Saved data entries:
· · · · · · ·

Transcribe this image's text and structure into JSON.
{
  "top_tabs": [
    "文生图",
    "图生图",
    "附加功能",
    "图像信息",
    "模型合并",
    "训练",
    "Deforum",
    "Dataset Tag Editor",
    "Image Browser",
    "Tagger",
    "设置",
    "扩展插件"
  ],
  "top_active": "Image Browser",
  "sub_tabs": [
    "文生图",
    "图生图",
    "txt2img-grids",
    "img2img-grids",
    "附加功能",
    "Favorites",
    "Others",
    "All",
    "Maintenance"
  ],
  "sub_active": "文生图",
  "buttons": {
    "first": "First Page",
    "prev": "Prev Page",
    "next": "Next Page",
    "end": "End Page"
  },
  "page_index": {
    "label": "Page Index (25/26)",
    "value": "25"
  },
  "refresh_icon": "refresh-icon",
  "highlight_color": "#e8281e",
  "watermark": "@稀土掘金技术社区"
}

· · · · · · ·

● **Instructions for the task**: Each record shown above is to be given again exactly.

● **Answer to the exercise**:
Transcribe this image's text and structure into JSON.
{
  "top_tabs": [
    "文生图",
    "图生图",
    "附加功能",
    "图像信息",
    "模型合并",
    "训练",
    "Deforum",
    "Dataset Tag Editor",
    "Image Browser",
    "Tagger",
    "设置",
    "扩展插件"
  ],
  "top_active": "Image Browser",
  "sub_tabs": [
    "文生图",
    "图生图",
    "txt2img-grids",
    "img2img-grids",
    "附加功能",
    "Favorites",
    "Others",
    "All",
    "Maintenance"
  ],
  "sub_active": "文生图",
  "buttons": {
    "first": "First Page",
    "prev": "Prev Page",
    "next": "Next Page",
    "end": "End Page"
  },
  "page_index": {
    "label": "Page Index (25/26)",
    "value": "25"
  },
  "refresh_icon": "refresh-icon",
  "highlight_color": "#e8281e",
  "watermark": "@稀土掘金技术社区"
}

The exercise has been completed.